Start of Block
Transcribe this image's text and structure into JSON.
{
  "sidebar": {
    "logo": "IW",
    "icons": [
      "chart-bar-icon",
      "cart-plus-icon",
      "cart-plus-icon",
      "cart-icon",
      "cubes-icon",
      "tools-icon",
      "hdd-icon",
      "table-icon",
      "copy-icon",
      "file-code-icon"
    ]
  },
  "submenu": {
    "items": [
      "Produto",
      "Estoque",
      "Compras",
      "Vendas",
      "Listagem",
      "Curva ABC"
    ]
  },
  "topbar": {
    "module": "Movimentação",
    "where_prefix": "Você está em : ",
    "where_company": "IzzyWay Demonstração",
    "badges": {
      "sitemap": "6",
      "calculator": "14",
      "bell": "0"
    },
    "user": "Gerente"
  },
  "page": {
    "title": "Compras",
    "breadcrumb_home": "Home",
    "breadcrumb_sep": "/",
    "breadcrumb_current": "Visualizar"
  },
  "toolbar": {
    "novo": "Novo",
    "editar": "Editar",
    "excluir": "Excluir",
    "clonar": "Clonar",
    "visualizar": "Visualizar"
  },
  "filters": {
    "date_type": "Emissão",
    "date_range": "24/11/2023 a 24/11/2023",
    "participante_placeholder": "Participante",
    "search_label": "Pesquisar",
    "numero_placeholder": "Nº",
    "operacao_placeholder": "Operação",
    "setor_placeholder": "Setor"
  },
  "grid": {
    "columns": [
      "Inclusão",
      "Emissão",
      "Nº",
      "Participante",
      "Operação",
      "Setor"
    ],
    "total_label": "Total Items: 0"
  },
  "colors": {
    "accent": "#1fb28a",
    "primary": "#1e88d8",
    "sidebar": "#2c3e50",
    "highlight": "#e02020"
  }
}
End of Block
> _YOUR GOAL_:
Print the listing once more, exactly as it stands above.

> _EXERCISE RESPONSE_:
Transcribe this image's text and structure into JSON.
{
  "sidebar": {
    "logo": "IW",
    "icons": [
      "chart-bar-icon",
      "cart-plus-icon",
      "cart-plus-icon",
      "cart-icon",
      "cubes-icon",
      "tools-icon",
      "hdd-icon",
      "table-icon",
      "copy-icon",
      "file-code-icon"
    ]
  },
  "submenu": {
    "items": [
      "Produto",
      "Estoque",
      "Compras",
      "Vendas",
      "Listagem",
      "Curva ABC"
    ]
  },
  "topbar": {
    "module": "Movimentação",
    "where_prefix": "Você está em : ",
    "where_company": "IzzyWay Demonstração",
    "badges": {
      "sitemap": "6",
      "calculator": "14",
      "bell": "0"
    },
    "user": "Gerente"
  },
  "page": {
    "title": "Compras",
    "breadcrumb_home": "Home",
    "breadcrumb_sep": "/",
    "breadcrumb_current": "Visualizar"
  },
  "toolbar": {
    "novo": "Novo",
    "editar": "Editar",
    "excluir": "Excluir",
    "clonar": "Clonar",
    "visualizar": "Visualizar"
  },
  "filters": {
    "date_type": "Emissão",
    "date_range": "24/11/2023 a 24/11/2023",
    "participante_placeholder": "Participante",
    "search_label": "Pesquisar",
    "numero_placeholder": "Nº",
    "operacao_placeholder": "Operação",
    "setor_placeholder": "Setor"
  },
  "grid": {
    "columns": [
      "Inclusão",
      "Emissão",
      "Nº",
      "Participante",
      "Operação",
      "Setor"
    ],
    "total_label": "Total Items: 0"
  },
  "colors": {
    "accent": "#1fb28a",
    "primary": "#1e88d8",
    "sidebar": "#2c3e50",
    "highlight": "#e02020"
  }
}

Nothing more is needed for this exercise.